Looking at a minor league piece of the Longoria trade

In 2013, the Rays drafted RHP Stephen Woods with their 6th round selection (188th overall) out of Half Hollow Hills East HS, Dix Hills, N.Y., where he was described as having a FB that could run between 88 and 92 mph while also having a decent curve.

At the time, the Rays had a pool amount for that pick of $220,600 and a ceiling of $357,400. In the end, they couldn’t come to an agreement and he attended the University of Albany while the Rays refocused that budget to sign 11th round selection Hunter Lockwood (released) to a well above slot $247,500.

After spending 2014, 2015, and 2016 in University, Woods was selected later in the draft by the San Francisco Giants in the 8th round (245th overall) and subsequently signed to a $200,000 contract. In his final season in University, Woods managed a 4-5 record with a 5.57 ERA over 64.2 innings of work with 41 BBs and 88 Ks.

The Giants put Woods to work immediately in 2016 and he put up the following stats over a short time that season:

With a not exactly a stellar line, he was omitted from the Giants top 30 prospects list put out by Baseball America. Would he fare any better in 2017 where he went on to full-season play?

In truth, aside from the ugly walk numbers, there are some decent items to build on from his 2017 season. He’s shown an ability to keep both LHB (.211) and RHB (.244) in check, he doesn’t allow many HRs -- only 3 over 110 innings in 2017 -- and he’s shown an ability to miss bats.

Then, “THE Trade” happened, and he’s part of the Rays organization.

They weren’t able to sign Woods after drafting him, but the Rays finally got their hands on signed Woods and now we get to see what they’re able to get out of his arm.

With that in mind, what will his role be going forward?

Bullpen vs Rotation

The conversation around Woods falls in the argument of whether or not he can ever harness his stuff enough to become a starter as he moves up. Armed with a good fastball (95-96 MPH), a hard curve and hard cutter, and what some call an “unusually firm change up” which he puts up in mid-80s, he’ll need to work on command in order to remain a starter.

He joins quite a few recent trade acquisitions that fit a similar profile of hard-throwing command and control issue pitchers. The Rays most recently acquired Jeffry Rosa and Curtis Taylor, both of which had similar profiles when acquired.
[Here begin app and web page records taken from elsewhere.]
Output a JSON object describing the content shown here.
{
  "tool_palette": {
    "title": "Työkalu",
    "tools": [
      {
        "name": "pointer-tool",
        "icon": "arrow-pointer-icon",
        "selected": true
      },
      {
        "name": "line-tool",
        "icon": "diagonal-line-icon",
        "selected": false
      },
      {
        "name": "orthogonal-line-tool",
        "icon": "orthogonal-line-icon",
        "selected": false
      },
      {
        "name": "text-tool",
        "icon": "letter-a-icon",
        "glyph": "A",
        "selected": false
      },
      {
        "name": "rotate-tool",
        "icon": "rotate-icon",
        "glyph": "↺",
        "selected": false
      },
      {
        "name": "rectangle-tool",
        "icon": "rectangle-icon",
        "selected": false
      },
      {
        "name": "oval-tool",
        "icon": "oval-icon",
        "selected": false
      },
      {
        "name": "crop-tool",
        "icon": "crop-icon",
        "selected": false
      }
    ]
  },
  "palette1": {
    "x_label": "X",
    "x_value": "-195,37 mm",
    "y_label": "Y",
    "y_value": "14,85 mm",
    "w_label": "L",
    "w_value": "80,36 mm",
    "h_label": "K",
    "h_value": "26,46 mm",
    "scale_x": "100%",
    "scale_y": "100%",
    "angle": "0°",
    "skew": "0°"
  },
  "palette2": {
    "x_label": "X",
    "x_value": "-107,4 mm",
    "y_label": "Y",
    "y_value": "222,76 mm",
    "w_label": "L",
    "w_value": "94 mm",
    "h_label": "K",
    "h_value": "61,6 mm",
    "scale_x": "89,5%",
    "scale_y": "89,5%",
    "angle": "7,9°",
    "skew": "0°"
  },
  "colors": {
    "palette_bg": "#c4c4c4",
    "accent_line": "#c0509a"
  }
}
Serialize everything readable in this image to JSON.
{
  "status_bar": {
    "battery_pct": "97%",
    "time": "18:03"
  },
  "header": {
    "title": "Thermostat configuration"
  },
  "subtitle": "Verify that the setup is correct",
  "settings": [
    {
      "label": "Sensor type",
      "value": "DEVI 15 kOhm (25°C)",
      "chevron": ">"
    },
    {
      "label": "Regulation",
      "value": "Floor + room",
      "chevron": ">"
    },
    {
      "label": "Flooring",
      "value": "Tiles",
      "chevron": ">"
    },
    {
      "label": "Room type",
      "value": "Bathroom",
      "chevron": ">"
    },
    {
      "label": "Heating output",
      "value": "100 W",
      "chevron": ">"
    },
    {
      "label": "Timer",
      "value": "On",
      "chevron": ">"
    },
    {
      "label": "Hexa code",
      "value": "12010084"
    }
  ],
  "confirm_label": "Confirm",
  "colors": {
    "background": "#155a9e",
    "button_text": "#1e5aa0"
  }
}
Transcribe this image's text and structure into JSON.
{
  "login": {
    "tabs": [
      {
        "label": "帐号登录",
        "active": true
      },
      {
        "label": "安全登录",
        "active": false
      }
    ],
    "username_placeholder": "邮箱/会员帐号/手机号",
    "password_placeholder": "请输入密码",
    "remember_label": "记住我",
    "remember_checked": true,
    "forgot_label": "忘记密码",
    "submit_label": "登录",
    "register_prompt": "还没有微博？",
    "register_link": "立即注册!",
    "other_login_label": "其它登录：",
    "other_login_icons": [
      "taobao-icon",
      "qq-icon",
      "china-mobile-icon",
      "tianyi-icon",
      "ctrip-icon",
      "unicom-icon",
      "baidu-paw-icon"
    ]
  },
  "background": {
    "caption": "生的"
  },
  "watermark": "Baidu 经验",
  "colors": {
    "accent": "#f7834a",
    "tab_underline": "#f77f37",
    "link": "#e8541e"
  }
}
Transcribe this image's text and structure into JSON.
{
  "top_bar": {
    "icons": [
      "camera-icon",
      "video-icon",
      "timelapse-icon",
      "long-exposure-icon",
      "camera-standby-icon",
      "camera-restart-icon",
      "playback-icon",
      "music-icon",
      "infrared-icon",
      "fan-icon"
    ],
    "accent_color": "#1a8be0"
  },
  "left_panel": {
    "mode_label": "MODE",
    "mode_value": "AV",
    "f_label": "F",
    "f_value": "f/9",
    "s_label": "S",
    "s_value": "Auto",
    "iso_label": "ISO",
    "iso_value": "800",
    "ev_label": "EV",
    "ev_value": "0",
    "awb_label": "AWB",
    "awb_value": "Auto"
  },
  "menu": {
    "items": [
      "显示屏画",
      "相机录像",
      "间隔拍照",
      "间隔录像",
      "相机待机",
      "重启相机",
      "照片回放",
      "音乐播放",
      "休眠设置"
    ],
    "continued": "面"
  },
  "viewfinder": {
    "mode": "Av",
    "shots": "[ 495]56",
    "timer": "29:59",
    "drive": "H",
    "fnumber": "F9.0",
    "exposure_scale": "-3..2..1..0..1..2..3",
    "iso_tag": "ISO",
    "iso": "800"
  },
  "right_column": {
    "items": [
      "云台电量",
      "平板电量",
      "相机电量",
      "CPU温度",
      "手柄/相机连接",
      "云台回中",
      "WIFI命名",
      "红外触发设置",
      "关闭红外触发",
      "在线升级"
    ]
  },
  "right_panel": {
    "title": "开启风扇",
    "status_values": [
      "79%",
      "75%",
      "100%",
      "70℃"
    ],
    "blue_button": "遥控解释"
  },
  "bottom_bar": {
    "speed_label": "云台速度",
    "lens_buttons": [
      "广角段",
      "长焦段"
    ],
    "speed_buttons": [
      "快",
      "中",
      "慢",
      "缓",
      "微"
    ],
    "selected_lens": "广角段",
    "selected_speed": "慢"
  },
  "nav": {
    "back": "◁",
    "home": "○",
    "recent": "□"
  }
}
With the cost of relievers consistently rising, it could be that the Rays have that role in mind for Woods going forward, but they’ll surely wait to see what he has to offer first-hand before deciding on a role for 2018. Woods will face stiff competition from a Rays system that has an extremely competitive herd of arms fighting for few spots in the system’s rotations.